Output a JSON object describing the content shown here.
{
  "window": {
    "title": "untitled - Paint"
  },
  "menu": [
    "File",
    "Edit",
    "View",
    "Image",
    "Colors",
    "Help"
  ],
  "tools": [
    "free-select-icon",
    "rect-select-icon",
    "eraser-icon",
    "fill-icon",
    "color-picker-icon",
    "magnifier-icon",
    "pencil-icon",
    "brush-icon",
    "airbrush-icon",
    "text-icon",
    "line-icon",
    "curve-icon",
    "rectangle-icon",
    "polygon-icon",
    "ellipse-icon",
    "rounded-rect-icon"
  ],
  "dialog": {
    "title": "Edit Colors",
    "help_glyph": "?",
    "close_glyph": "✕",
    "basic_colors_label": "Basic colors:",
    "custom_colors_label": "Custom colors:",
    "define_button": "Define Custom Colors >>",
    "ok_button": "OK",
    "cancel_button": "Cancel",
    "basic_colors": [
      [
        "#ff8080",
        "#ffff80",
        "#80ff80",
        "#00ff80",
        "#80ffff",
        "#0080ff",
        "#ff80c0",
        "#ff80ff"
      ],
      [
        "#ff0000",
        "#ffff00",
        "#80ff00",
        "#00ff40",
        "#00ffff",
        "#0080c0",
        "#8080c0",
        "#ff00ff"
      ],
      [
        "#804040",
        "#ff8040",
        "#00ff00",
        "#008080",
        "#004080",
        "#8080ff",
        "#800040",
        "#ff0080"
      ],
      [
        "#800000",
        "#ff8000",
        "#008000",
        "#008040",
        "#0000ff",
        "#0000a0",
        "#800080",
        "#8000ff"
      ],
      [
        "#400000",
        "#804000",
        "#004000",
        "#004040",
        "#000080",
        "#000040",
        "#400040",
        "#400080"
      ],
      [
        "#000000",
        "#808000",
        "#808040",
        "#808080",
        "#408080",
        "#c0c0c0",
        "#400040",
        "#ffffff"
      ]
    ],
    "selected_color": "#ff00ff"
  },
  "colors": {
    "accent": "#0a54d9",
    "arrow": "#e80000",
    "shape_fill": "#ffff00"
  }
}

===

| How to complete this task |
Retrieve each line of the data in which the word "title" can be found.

| Answer space |
    "title": "untitled - Paint"
    "title": "Edit Colors",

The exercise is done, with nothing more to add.